You can use an old PC as a firewall at home (and at work, I guess). It’s not that hard to do if you have a basic knowledge of Linux, DHCP, and IPtables, but that may be saying a lot.
Why would anyone want to do this, though? If you’re like me, you like to know what’s going on in the network. One of the Linksys routers you buy at Best Buy or Circuit City just doesn’t let you monitor very well. You can’t get very good logs off of it, so you don’t really know what it’s doing or complaining about. It also doesn’t let you query the interfaces, so you really don’t know how much bandwidth you’re using. If you have a Linux box as your router/firewall/gateway, you can get really good logs, monitor the interfaces with SNMP, and have some really great, granular control over your network.
To set up a simple network, you only need a machine with two NICs in it and a Linux distro, then follow these steps. This is a simplified procedure, but it should get you started.
- Install Linux on the box. Make sure you have IPtables and DHCPd on it when you’re done.
- Cable one NIC to the cable modem (WAN) and the other to your switch (LAN).
- Hard-code the IP address of the LAN interface to your favorite IP space.
- Set up DHCPd to serve IPs to your LAN. Remember to set your default gateway option to the IP of the LAN interface and your DNS servers to your ISP’s servers.
- Set up IPtables as your firewall. This is not a simple endeavor, but there are several links for help below.
- Enjoy your newfound infrastructure.
This is how I started out, but my network has grown tremendously in the last year or so. I’ve got four NICs in my gateway to create different network segments, and my IPtables file is about 5k now with 79 rules in the system. The price you pay for being a network dude.
Another thing you may want to do is recycle the wireless router. If everything’s working in place after you implement the new box, you can turn off DHCP on your wireless router and stick it into the LAN segment. You can still attach to it with your notebook or whatever, but you’ll get your address from the server just like the wired hosts.
Since you’re running Linux now, you can also look at using some other tools to help monitor everything.
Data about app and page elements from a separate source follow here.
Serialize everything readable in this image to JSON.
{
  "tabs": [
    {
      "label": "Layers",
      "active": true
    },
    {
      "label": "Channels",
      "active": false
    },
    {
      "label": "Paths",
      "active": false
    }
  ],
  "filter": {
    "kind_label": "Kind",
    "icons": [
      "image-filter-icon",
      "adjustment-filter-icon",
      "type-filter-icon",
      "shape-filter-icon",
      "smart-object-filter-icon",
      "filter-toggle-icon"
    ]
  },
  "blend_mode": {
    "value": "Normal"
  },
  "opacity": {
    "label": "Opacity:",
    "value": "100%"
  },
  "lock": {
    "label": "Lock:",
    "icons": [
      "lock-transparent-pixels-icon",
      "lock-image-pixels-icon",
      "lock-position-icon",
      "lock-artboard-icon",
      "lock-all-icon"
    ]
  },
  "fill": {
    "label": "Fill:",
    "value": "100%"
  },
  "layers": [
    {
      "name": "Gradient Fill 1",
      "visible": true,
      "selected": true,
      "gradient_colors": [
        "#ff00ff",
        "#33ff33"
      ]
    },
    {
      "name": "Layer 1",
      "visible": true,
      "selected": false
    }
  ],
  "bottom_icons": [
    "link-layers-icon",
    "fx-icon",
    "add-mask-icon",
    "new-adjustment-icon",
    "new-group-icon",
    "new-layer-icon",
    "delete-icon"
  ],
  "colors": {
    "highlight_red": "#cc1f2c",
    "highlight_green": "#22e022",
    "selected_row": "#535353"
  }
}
- Nagios — for monitoring the status of the network
- Cacti — for trending and usage graphs
- Syslog — for collecting log files
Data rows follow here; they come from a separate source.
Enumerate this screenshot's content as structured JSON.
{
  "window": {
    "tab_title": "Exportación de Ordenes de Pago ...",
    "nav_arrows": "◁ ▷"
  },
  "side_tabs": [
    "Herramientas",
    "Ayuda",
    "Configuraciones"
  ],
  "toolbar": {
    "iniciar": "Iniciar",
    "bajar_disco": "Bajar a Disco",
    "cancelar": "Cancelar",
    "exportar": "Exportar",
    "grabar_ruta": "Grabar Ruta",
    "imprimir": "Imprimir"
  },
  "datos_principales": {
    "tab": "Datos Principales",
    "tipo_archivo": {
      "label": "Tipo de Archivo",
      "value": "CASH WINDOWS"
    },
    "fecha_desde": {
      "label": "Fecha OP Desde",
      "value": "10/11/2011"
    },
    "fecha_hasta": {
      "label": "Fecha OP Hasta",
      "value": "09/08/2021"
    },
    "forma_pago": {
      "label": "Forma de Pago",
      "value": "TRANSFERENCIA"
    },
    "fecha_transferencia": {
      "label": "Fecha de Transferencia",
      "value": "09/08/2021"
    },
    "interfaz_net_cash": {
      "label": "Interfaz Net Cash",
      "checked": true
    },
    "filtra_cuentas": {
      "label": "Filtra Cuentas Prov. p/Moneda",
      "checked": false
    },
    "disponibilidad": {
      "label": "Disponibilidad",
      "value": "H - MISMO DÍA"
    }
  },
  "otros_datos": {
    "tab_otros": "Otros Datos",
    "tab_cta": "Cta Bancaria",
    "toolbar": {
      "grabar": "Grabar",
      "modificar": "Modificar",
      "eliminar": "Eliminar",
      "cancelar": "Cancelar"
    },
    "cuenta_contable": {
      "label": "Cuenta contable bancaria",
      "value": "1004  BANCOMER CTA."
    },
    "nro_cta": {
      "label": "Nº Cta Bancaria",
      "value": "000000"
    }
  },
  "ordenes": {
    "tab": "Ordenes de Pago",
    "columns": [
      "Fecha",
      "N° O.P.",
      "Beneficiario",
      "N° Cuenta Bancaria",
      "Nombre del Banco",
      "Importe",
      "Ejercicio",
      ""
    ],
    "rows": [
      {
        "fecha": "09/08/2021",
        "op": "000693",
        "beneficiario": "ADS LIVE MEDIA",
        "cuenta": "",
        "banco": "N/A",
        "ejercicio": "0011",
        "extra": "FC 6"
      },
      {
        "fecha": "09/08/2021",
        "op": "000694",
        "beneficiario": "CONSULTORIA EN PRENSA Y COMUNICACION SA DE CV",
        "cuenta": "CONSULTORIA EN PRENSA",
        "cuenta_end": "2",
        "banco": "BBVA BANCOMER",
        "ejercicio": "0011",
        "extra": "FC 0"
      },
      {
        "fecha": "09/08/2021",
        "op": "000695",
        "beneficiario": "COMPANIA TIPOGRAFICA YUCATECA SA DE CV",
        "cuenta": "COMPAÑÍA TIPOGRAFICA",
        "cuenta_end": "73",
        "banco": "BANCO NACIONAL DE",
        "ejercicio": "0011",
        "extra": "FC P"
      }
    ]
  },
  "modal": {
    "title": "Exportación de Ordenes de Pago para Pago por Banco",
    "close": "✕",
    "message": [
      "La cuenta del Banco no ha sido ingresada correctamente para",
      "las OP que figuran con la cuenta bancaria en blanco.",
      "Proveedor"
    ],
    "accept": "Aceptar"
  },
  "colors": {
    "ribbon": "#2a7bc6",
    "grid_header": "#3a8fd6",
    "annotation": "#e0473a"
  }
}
- Apache — the de facto web server
- Bind — for serving DNS locally
- NTP — for syncing all your machines’ clocks
- tcpdump — for capturing packets coming in and out of the network
Let me know if you have any problems or need any help.
Some IPtables links to help you on your way: